Now that winter has dumped several feet of snow on a garden that was almost snow-free, I'm back by the fire, metaphorically at least, dreaming of the seasons ahead. [caption id="attachment_5009" align="aligncenter" width="600"] I took this photo about ten days ago after a fresh snowfall. Today is grey. And maybe more snow will fall. I hope not.[/caption] I'm dreaming about a trail that will lead around the property. I'm considering the route it will follow and what I will call it. I know the purpose of the trail -- it will connect art
Experimenting Landscapes: Testing the Limits of the Garden is the newest book about the International Garden Festival at Métis, Québec. Full of helpful insights from the author Emily Waugh, the book presents photos and essays analyzing some of the Festival's experimental gardens. Focusing on a selection of gardens from the last ten years, the book suggests five categories or methods of investigation that help readers position the gardens within a larger context. [caption id="attachment_4966" align="aligncenter" width="300"] This cover photo shows Courtesy of Nature, by Johan Selbing and Anouk Vogel. It is one of
Last December I took the risky step of setting goals for 2016. So as that year ends and 2017 begins, it's time to assess. How much of what I wanted to do did I actually accomplish? 1. The Cascade: As intended, I modified the plantings around The Cascade. I reduced the number of different types of plants, improved the drainage and the soil in the beds themselves. As a result, the plants flourished and I was content. But of course there are always reservations. The Weigela 'Wine and Roses' needs another year
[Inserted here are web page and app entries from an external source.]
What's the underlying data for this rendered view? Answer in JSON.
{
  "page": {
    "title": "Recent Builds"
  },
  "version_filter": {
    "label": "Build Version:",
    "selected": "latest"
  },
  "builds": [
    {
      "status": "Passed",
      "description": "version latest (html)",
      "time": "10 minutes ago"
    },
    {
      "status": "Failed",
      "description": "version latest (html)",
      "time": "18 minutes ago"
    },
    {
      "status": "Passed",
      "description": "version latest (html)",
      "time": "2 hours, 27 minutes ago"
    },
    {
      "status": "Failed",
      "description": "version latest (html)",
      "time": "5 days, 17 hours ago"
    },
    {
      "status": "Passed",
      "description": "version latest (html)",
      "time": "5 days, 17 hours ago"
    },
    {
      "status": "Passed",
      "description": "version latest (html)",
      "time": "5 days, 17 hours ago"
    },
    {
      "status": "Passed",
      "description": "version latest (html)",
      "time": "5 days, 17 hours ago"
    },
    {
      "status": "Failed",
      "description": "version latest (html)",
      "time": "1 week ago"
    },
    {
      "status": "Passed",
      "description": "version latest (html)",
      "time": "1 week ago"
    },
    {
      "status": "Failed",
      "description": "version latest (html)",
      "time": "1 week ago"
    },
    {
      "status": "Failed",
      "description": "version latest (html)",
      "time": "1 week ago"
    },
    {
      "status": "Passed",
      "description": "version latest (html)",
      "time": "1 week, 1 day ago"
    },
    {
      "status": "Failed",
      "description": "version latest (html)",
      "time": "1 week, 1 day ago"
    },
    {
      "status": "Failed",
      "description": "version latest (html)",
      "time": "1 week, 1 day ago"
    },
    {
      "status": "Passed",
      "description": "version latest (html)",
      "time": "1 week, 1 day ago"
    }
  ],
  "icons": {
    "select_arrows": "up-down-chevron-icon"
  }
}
On the weekend we installed the granite slab that marks the 'front door' of Orin's Sugarcamp, my latest art installation at Glen Villa. (You can read about the project here.) Doing this was tricky. It involved transporting an 800-pound slab of rock across a snowy field and a partially frozen stream on the back of an open wagon. That takes skill, particularly since the snow is very slippery right now. But Jacques Gosselin and Ken Kelso, the talented men who work for me at Glen Villa, managed the job with ease. [caption id="attachment_4767" align="aligncenter" width="1000"]
Melvin Charney’s garden made for the Canadian Centre for Architecture in Montreal is firmly and unequivocally a city garden. It is surrounded by traffic on all sides, rising up from a piece of land lost between the entry and exit ramps of a busy expressway. It is composed of elements found in many gardens -- plants, sculptures and the fragments of buildings -- yet it combines them in a way that makes this garden unlike any other I know. [caption id="attachment_4713" align="aligncenter" width="1000"] A grassy meadow abutting a busy Montreal street
Note: Recently I became aware of a technical glitz that was causing problems with the delivery of this blog. It has now been resolved. To those of you reading a blog post for the first time, even if you subscribed many months ago -- my apologies for the delay and welcome to the Site and Insight blog! I welcome your comments. "It is magnificent. It is what God would have done if he had the money." I don't know whose garden Noel Coward was describing when he penned those words, but you
The garden at Prospect Cottage, located in Kent on England's east coast, was created by the late Derek Jarmon, a filmmaker, diarist and early advocate of gay rights. It is a garden that sits lightly on the land while simultaneously conveying a powerful sense of place. It is also one that elicits a strong response from visitors. Either they like it or they don't, are intrigued by it or walk through quickly, dismissing what they see as a collection of rubbish with some flowers thrown in. [caption id="attachment_4107" align="aligncenter" width="1200"]